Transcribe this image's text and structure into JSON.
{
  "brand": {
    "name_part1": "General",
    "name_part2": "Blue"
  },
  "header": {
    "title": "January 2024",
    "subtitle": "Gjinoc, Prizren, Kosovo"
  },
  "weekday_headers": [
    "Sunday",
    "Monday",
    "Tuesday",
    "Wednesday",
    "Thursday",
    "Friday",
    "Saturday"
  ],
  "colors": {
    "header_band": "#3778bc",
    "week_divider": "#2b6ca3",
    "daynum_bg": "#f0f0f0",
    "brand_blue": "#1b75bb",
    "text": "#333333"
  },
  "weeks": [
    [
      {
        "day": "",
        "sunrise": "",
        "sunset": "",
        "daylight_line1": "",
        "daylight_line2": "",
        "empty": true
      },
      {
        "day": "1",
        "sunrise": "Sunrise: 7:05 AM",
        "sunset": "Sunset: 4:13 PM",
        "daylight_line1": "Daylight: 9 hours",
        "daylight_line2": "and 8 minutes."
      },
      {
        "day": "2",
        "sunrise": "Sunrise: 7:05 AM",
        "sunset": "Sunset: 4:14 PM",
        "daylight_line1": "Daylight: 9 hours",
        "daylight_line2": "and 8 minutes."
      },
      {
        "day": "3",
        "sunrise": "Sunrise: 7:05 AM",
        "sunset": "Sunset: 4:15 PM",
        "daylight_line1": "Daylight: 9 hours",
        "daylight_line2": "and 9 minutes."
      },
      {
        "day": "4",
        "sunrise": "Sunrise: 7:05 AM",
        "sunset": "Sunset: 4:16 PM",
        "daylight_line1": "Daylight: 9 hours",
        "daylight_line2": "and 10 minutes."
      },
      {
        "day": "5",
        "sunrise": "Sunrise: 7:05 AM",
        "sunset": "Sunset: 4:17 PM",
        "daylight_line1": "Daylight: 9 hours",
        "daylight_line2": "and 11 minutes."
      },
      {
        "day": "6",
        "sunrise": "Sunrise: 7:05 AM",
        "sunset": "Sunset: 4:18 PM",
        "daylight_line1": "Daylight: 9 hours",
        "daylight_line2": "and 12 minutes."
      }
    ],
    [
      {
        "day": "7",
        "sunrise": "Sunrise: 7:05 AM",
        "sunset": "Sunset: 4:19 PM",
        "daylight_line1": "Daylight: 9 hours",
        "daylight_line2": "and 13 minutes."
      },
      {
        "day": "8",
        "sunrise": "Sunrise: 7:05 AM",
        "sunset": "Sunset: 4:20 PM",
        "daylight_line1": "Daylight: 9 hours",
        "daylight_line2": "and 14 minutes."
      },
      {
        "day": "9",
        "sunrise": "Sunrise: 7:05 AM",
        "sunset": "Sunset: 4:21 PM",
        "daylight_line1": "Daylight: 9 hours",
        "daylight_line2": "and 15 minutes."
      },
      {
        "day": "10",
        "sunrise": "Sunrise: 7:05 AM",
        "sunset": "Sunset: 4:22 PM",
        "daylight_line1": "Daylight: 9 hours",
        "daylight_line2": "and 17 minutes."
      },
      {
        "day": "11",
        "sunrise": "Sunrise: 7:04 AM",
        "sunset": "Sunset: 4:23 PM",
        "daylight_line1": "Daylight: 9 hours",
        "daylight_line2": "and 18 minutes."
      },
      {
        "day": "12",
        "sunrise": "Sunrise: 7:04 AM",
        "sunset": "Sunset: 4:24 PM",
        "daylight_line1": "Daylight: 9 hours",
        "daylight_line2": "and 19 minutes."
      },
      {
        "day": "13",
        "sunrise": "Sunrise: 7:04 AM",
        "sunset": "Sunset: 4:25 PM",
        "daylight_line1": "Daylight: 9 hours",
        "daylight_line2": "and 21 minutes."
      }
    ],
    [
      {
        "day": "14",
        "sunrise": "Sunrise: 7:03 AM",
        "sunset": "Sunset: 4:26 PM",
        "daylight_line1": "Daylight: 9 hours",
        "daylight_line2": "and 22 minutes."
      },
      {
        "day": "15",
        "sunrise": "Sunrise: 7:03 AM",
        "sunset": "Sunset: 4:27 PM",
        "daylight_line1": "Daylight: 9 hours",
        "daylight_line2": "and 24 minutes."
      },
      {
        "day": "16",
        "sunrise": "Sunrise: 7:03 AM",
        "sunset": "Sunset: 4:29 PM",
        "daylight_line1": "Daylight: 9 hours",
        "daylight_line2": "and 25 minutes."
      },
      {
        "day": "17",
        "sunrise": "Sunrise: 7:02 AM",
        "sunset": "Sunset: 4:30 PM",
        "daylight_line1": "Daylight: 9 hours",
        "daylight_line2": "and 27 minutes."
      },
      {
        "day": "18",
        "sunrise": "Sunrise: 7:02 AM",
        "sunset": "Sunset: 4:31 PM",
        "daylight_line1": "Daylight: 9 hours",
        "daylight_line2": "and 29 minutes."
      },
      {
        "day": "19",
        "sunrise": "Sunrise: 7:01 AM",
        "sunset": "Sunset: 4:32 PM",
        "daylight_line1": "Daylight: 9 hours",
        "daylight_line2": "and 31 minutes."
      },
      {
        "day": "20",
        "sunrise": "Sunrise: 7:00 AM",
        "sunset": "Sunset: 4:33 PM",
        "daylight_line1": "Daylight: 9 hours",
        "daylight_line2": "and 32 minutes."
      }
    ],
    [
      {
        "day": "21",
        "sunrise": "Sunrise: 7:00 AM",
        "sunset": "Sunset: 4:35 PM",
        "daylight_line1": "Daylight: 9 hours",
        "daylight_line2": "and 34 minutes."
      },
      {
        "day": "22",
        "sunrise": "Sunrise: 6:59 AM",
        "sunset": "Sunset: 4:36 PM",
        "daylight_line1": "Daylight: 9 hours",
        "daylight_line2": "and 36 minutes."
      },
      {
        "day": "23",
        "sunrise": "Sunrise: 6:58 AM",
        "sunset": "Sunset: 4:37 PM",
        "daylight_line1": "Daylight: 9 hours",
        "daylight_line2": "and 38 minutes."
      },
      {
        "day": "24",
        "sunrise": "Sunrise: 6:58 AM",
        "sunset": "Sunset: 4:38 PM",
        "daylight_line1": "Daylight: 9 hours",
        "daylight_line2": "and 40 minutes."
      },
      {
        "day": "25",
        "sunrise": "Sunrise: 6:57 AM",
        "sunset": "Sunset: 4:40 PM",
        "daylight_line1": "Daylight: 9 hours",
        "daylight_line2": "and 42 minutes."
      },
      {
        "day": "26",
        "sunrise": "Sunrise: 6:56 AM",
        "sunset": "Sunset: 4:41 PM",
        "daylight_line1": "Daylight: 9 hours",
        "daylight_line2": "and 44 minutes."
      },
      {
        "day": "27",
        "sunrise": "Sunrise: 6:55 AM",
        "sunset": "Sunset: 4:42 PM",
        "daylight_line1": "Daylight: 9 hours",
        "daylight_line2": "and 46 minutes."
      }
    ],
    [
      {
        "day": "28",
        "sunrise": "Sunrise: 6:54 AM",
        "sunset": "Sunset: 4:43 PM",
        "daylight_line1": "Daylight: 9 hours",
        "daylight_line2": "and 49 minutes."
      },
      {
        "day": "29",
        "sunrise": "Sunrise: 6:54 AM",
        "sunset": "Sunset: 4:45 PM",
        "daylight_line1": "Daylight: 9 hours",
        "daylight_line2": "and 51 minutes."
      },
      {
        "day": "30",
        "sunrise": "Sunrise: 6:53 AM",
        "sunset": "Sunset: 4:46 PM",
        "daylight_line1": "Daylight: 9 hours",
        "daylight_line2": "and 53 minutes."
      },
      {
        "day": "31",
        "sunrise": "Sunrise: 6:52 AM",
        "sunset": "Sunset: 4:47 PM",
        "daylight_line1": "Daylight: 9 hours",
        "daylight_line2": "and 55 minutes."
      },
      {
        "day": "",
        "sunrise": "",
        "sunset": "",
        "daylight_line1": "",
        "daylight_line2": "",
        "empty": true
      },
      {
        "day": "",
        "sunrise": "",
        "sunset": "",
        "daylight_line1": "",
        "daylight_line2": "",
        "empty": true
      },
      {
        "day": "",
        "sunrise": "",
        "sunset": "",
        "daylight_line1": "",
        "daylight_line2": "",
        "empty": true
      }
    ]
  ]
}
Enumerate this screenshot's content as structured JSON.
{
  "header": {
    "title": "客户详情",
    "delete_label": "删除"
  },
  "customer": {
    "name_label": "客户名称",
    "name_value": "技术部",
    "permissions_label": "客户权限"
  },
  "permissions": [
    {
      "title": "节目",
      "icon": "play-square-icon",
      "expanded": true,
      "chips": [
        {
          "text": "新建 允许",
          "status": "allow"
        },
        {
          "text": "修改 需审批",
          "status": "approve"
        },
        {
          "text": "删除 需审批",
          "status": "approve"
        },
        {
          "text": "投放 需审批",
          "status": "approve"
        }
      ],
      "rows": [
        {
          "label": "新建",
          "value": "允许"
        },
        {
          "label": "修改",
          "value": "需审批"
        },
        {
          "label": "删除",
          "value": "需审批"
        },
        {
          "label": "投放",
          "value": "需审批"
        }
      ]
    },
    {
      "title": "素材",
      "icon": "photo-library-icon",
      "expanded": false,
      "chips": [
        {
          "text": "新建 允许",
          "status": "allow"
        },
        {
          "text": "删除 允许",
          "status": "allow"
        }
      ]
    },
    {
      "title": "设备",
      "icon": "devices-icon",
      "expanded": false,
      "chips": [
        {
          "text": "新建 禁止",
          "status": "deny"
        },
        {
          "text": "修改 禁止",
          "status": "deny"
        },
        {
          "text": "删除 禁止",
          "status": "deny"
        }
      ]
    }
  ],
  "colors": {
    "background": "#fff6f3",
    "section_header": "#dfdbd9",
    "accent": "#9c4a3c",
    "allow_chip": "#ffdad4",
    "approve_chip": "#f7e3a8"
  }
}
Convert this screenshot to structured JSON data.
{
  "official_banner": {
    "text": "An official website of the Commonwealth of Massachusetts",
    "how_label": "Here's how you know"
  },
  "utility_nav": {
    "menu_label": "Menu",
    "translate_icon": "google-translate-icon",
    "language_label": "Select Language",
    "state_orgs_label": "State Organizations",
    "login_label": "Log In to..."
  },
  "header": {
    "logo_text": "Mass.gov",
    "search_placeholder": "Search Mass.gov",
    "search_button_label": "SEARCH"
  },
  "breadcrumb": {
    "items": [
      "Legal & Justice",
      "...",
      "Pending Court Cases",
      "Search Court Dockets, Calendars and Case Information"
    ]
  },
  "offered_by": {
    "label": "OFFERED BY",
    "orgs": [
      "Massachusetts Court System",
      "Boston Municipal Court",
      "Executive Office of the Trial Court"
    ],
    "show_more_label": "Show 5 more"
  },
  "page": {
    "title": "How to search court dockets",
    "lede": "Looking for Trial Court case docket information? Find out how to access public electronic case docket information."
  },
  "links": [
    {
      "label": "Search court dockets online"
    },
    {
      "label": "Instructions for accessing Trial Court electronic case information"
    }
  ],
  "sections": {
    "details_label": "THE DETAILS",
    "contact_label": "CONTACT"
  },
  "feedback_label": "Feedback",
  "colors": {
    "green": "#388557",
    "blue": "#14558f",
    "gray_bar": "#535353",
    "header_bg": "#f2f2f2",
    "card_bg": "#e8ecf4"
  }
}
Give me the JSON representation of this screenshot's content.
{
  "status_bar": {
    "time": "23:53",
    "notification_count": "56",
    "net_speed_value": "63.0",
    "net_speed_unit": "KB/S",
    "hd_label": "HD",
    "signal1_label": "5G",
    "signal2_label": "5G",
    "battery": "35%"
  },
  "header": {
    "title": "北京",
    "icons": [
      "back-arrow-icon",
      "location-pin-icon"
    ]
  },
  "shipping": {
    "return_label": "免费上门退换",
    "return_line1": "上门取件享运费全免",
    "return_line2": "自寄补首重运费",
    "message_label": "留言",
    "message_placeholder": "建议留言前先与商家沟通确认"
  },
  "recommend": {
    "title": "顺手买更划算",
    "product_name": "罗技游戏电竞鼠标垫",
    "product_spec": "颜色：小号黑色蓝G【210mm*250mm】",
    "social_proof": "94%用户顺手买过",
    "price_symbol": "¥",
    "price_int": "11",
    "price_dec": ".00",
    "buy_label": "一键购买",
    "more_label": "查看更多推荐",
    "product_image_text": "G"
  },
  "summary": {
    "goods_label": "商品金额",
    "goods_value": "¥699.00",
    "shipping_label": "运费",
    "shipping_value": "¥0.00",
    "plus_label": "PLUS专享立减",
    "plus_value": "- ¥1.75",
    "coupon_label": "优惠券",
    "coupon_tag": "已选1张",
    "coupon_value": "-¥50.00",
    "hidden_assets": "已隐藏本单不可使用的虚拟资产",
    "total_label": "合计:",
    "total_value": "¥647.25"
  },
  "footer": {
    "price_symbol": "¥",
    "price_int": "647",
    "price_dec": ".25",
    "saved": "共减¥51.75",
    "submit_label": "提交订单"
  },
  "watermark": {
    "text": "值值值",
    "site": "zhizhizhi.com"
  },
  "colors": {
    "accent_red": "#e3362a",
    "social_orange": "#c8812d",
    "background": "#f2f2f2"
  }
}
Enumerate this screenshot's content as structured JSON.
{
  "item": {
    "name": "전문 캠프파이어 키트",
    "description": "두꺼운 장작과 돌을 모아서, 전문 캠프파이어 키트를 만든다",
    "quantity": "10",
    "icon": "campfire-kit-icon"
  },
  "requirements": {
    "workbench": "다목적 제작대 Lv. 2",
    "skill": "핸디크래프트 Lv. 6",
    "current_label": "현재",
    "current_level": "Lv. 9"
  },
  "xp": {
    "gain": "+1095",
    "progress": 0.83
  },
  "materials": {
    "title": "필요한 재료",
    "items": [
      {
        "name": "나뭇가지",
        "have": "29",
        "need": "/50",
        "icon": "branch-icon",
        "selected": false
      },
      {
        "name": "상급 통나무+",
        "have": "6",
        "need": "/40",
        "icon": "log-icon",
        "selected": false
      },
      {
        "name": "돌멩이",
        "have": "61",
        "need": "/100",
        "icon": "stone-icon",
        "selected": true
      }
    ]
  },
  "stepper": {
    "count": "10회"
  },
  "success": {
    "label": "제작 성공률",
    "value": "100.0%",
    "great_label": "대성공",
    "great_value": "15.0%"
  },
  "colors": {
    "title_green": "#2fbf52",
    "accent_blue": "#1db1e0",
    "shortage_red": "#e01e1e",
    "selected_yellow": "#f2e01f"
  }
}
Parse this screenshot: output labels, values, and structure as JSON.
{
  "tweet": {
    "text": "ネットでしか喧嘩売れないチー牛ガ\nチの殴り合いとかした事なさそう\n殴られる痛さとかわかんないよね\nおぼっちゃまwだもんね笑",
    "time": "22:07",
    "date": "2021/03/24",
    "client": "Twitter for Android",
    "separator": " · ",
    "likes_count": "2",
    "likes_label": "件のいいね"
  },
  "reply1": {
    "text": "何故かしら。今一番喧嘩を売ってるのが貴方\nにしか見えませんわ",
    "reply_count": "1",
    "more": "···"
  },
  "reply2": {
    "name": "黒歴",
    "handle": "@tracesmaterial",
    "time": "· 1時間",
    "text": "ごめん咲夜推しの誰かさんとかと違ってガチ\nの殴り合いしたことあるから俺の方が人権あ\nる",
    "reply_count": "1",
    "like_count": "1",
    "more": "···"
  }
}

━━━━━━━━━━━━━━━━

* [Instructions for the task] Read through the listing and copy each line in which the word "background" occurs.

* [Solution for this task]
    "background": "#fff6f3",
    "background": "#f2f2f2"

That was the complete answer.